Tag Archives: butterflies

Cat and the Butterfly

Cat and the Butterfly

My present interest in nostalgia
I take as a good sign.
It means I have not lost my memory
and like to keep my roots in line.
The music I liked best in my youth
has stood the test of time.
You cannot beat a good tune
welded to a decent rhyme.

As I look out my kitchen window,
I see clouds shift and pass,
sparrows pecking at sunflower seeds,
and a black cat sat on the grass.
I watch it glare at a butterfly
that flutters by the shed.
Like a winged twig it rises
above the black cat’s head.

That cat will never catch that butterfly
but that cat does not know that.

If you live near a volcano
you hope it won’t erupt
in an avalanche of lava,
sparks and smoke, lethal and abrupt.
It would chase away the tourists,
scar the land and choke the air.
You don’t want to feel a shudder
when you’re climbing up a stair.

But one thing is certain,
that cat will never catch that butterfly
but that cat does not know that.
No, that cat does not know that.
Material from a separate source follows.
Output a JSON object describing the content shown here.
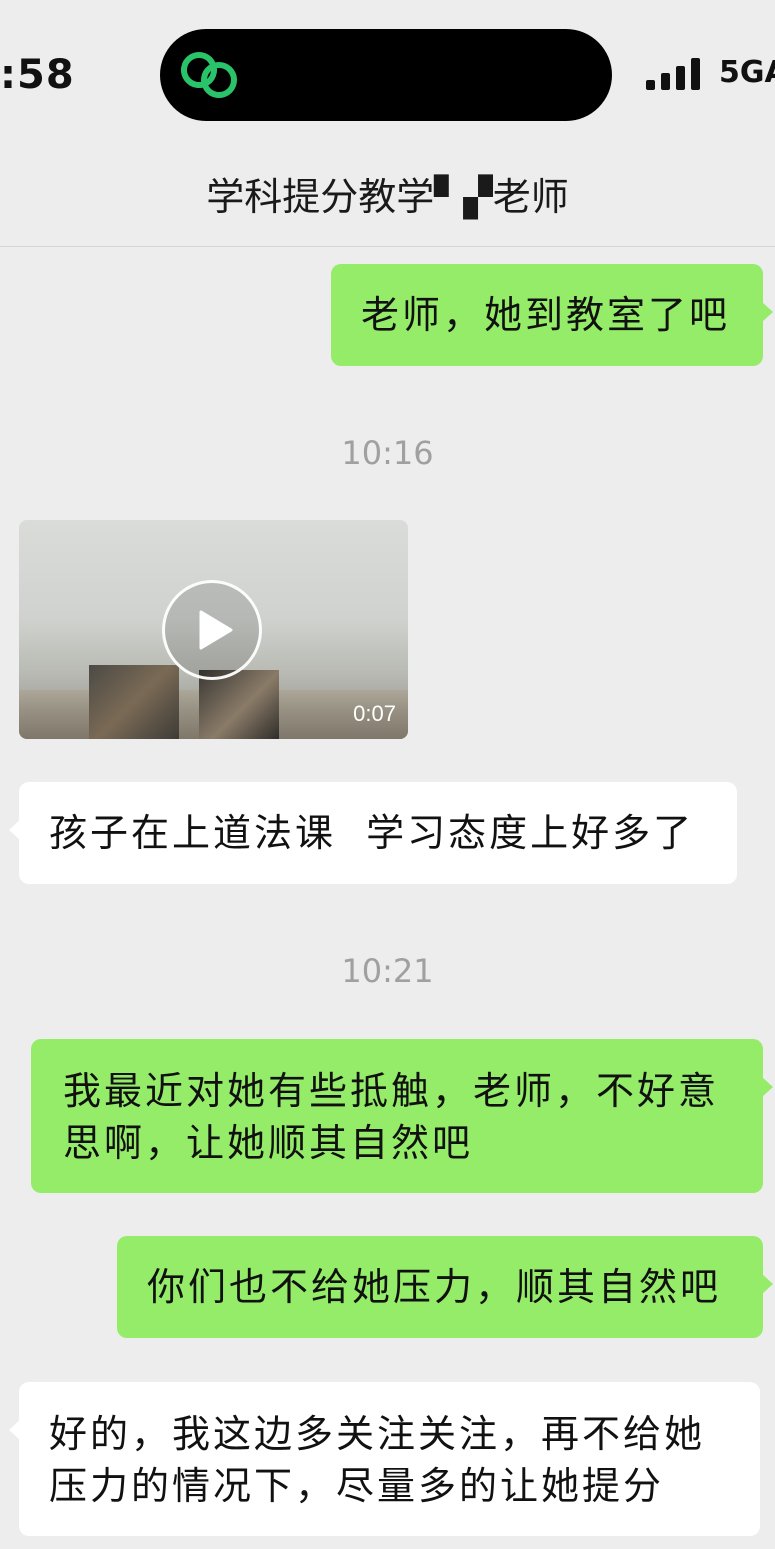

There was poetry in pobs.
Simple meal my mother made
when I was ill or when
there was no porridge or Cornflakes
in the larder.
A few slices of bread, cut into chunks,
sprinkled with sugar, boiled in milk
in a pan, heated to hot but not to boil,
then poured in a bowl,
to be eaten with a spoon,
the blobs of pobs sweet, swollen, tender.
It is now my belief, not good for the teeth,
but good for stomach and tongue.
Never could taste now as good as they did
when I was young.
As paradise as a Pendleton’s ice cream on a stick
on a summer’s day in Southport seashore town.
There was poetry in pobs,
partly because I did not have them often,
and they did not pour from a box,
bought at the shops, but were home made.
They were forgotten until eaten again.
They were rare, a treat.
Perhaps people ate pobs in England in the war,
when there was nothing else to eat,
I am not really sure.
And there was poetry in cabbage white
and red admiral butterflies,
flitting about in the back garden,
we tried to catch in jam jars,
and nets on the end of yellow canes,
when the sun bid us all to play,
and in the curling of caterpillars
under rhubarb leaves,
even blue bottles butting against the kitchen window pane,
knowing it was all right for insects feel no pain.
There was poetry in rainbow rings,
really smears of oil, leaked from the engines
of motor vehicles, lying in puddles by a pub car park.
Come to think of it, there was poetry in many things,
and there still is.

Cyril the Caterpillar

Cyril the Caterpillar

Cyril the caterpillar
crawled slow, from stem to stem,
cool as any cucumber,
for nothing bothered them.

Wondered when his wings would sprout,
as blue flies batted by,
he would give a rhubarb stalk
to be a butterfly.

Lord Sabastian Spider
wove webs beneath a leaf,
all insects were scared of him,
though with no sting or teeth.

Cyril woke up one morning
with twin wings on his back,
flew away a butterfly,
soon master of the knack.

Mabel Moth was proud of him,
said he flew fine with grace.
Impressed old Clive Centipede
with cabbage in his face.

Cyril winged high with Wendy,
above the river reeds,
merry to be butterflies,
at home among the weeds.

Loved Wendy since a larva,
glued to the grassy green,
more now he flew beside her,
she kept his instincts keen.